> _Activity_
Search the data for "text" and copy every matching line.

######

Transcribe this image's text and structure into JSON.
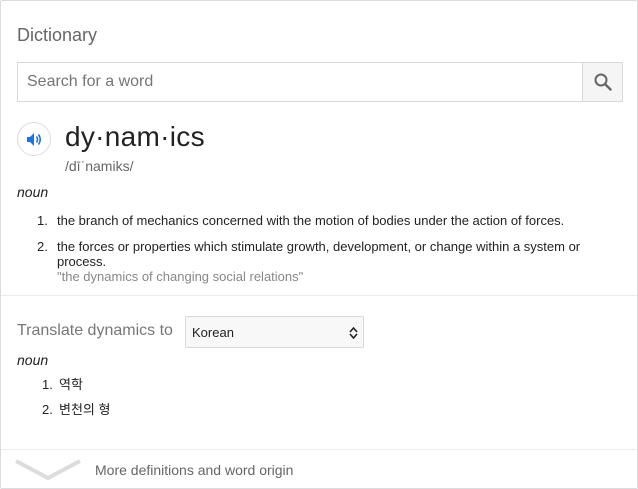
{
  "dictionary": {
    "title": "Dictionary",
    "search": {
      "placeholder": "Search for a word",
      "value": ""
    },
    "entry": {
      "word": "dy·nam·ics",
      "phonetic": "/dīˈnamiks/",
      "part_of_speech": "noun",
      "definitions": [
        {
          "number": "1.",
          "text": "the branch of mechanics concerned with the motion of bodies under the action of forces.",
          "example": ""
        },
        {
          "number": "2.",
          "text": "the forces or properties which stimulate growth, development, or change within a system or process.",
          "example": "\"the dynamics of changing social relations\""
        }
      ]
    },
    "translate": {
      "label": "Translate dynamics to",
      "selected_language": "Korean",
      "part_of_speech": "noun",
      "translations": [
        {
          "number": "1.",
          "text": "역학"
        },
        {
          "number": "2.",
          "text": "변천의 형"
        }
      ]
    },
    "more_link": "More definitions and word origin",
    "colors": {
      "accent_blue": "#1a73e8",
      "text": "#222222",
      "muted": "#878787"
    },
    "icons": [
      "search-icon",
      "speaker-icon",
      "select-arrows-icon",
      "chevron-down-icon"
    ]
  }
}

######

> _Exercise result_
Transcribe this image's text and structure into JSON.
          "text": "the branch of mechanics concerned with the motion of bodies under the action of forces.",
          "text": "the forces or properties which stimulate growth, development, or change within a system or process.",
          "text": "역학"
          "text": "변천의 형"
      "text": "#222222",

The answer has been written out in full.